Overlanding can be expensive due to the amount of equipment you likely will need. Common items like roof racks, roof tents, interior modifications to the vehicle, and an off-road capable truck or SUV can cost thousands of dollars to make happen.
Generally overlanding will require a 4WD truck or SUV. This will be needed, as you will likely want to spend much of your time off-pavement and enjoying the great outdoors. However if you have the right vehicle, you can get away with 2WD or even a car.
Car camping is a simple type of camping, you will mainly need food and a change of clothes for the next day! If you plan on staying in your car for the night, you won’t even need a tent.
Practically, there is a lot of overlap between these two styles of travel.
You may see Car Campers traveling for months at a time, or you might see an Overlander getting away for a weekend with an excellent paid campsite. Both have their challenges, and each adventurer will have to discover what they are best equipped and suited for.

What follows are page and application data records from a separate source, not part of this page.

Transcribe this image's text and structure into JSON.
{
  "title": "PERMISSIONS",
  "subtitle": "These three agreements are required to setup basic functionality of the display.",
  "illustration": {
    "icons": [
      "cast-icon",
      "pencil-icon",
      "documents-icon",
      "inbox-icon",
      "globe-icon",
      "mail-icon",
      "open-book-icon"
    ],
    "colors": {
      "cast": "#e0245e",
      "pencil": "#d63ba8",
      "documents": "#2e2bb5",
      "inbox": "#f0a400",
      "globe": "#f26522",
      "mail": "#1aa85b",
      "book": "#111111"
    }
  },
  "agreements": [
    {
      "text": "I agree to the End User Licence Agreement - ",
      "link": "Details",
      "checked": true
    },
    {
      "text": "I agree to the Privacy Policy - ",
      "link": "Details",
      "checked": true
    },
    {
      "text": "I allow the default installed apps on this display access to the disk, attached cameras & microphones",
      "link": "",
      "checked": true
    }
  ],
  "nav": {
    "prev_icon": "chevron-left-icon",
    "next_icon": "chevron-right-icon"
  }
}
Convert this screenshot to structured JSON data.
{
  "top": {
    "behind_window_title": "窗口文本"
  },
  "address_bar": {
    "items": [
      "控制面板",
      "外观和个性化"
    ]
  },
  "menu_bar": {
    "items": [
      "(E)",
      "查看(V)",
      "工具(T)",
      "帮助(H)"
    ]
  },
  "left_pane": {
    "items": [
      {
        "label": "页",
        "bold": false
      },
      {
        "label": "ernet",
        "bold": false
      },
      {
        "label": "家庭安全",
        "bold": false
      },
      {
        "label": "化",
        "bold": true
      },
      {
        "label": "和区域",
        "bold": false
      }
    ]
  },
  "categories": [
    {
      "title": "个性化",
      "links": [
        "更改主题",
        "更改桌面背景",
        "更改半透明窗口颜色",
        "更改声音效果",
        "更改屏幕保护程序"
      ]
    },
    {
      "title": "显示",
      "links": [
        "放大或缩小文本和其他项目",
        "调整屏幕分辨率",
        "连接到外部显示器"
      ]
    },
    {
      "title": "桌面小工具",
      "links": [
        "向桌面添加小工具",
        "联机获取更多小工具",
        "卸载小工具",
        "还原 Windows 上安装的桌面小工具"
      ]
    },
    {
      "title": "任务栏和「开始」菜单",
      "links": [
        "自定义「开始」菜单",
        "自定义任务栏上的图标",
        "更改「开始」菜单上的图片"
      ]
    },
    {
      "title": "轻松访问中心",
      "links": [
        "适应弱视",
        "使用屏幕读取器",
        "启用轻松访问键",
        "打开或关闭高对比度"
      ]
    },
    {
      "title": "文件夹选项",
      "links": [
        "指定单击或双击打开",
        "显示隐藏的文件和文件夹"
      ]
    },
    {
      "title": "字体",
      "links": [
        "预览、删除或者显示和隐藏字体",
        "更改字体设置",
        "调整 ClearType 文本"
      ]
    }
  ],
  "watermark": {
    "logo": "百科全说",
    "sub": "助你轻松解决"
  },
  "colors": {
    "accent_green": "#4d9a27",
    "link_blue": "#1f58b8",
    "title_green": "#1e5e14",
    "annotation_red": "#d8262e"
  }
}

Regardless, both Car Camping and Overlanding are fantastic ways to explore with a sense of freedom and help put us on the road to experience more of what is out in the world.